« PreviousContinue »
With thy rude ploughshare, Death, turn up the sod,
This is the field and Acre of our God,
This is the place, where human harvests grow!
78.—SHE DWELT AMONG THE UNTRODDEN
Beside the springs of Dove,
A violet by a mossy stone
Half hidden from the eye!
Is shining in the sky.
She lived unknown, and few could know
When Lucy ceased to be:
The difference to me!
In lands beyond the sea;
What love I bore to thee.
Nor will I quit thy shore
To love thee more and more.
Among thy mountains did I feel
The joy of my desire;
Beside an English fire.
Thy mornings showed, thy nights concealed
The bowers where Lucy played; And thine, too, is the last green field
That Lucy's eyes surveyed.
79.— THE SAILOR.
The sailor sighs as sinks his native shore,
He climbs the mast to feast his eyes once more,
Ah! now, each dear domestic scene he knew,
Charms with the magic of a moonlight view,
True as the needle, homeward points his heart,
This, the last wish that would with life depart,
When morn first faintly draws her silver line,
When sea and sky in midnight-darkness join,
Her gentle spirit, lightly hovering o'er,
And, when the beating billows round him roar,
Carved is her name in many a spicy grove,
Where dusky youths in painted plumage rove,
But lo! at last he comes with crowded sail!
Lo, o'er the cliff what eager figures bend!
In each he hears the welcome of a friend.
—'Tis she, 'tis she herself! she waves her hand!
Soon is the anchor cast, the canvass furled; Soon through the whitening surge he springs on land,
And clasps the maid he singled from the world.
80.—THE HOMES OF ENGLAND.
The stately homes of England!
How beautiful they stand,
O'er all the pleasant land!
Through shade and sunny gleam,
Of some rejoicing stream.
The merry homes of England!
Around their hearths by night

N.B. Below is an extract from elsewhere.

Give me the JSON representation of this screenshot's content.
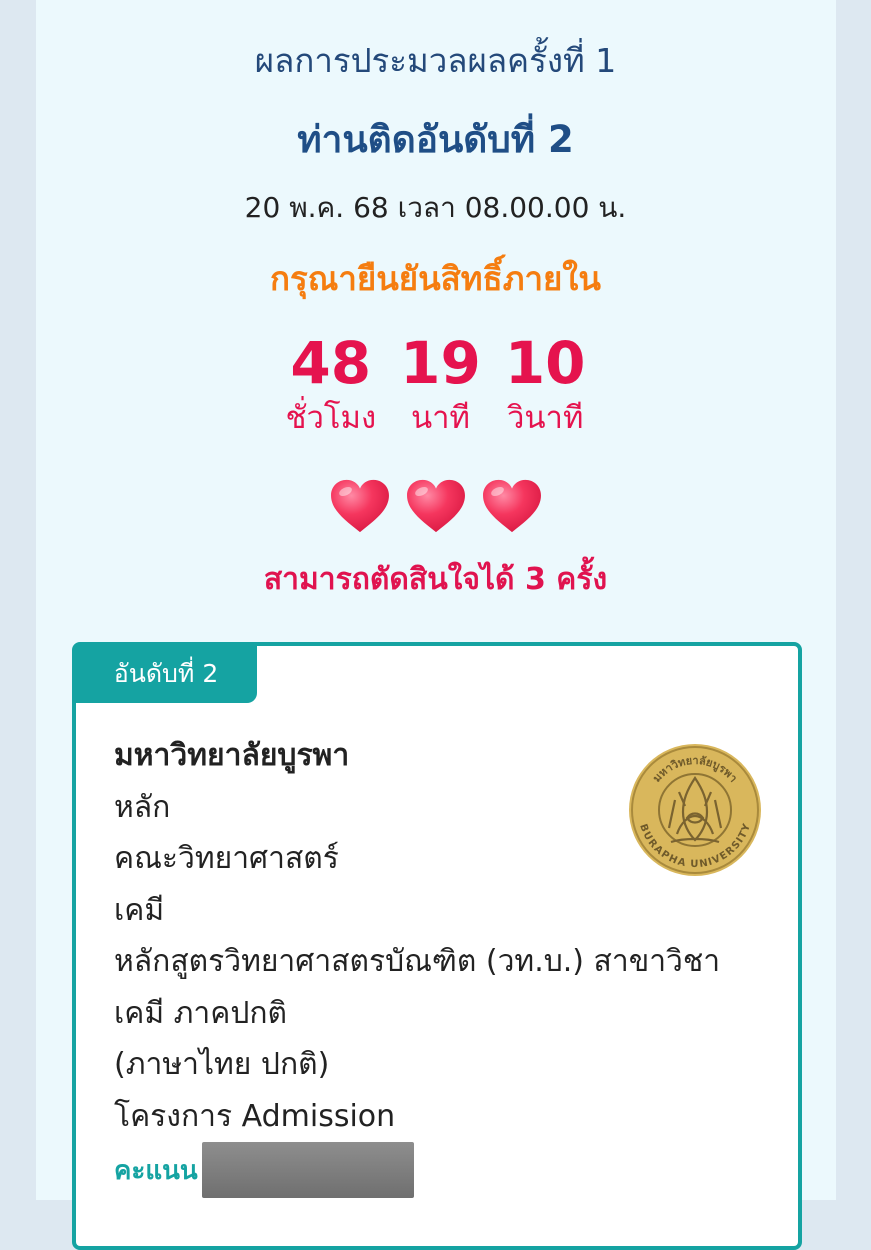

Meet in the ruddy light!
Or childish tale is told,
Some glorious page of old.
The blessed homes of England!
How softly on their bowers Is laid the holy quietness
That breathes from Sabbath hours!
Solemn, yet sweet, the church-bells' chime
Floats through their woods at morn;
Of breeze and leaf are born.
The cottage homes of England!
By thousands on her plains,
And round the hamlet fanes.J
Each from its nook of leaves;
As the bird beneath their eaves.
The free, fair homes of England!
Long, long in hut and hall
To guard each hallowed wall!
And bright the flowery sod,
Its country and its God!
81 — ADDRESS TO A CHILD DURING A
What way does the Wind come? What way does he go?
He rides over the water, and over the snow,
Through wood, and through vale; and o'er rocky height,
Which the goat cannot climb, takes his sounding flight;
He tosses about in every bare tree,
As, if you look up, you plainly may see:
But how he will come, and whither he goes,
He will suddenly stop in a cunning nook
And ring a sharp 'larum; but if you should look,
There's nothing to see but a cushion of snow
Round as a pillow, and whiter than milk,
And softer than if it were covered with silk.
Sometimes he'll hide in the cave of a rock,
Then whistle as shrill as the buzzard cock.
—Yet seek him,—and what shall you find in his place?
Nothing but silence and empty space;
Save, in a corner, a heap of dry leaves,
That he's left, for a bed, to beggars or thieves!
As soon as 'tis daylight, to-morrow, with me
Hark! over the roof he makes a pause,
And growls as if he would fix his claws
Right in the slates, and with a huge rattle
Drive them down, like a man in a battle:—
But let him rage round; he does us no harm,
We build up the fire, we're snug and warm;
Untouched by his breath, see the candle shines bright,
And burns with a clear and steady light;
Books have we to read,—but that half stifled knell,
Alas! 'tis the sound of the eight o'clock bell.
Come, now we'll to bed! and when we are there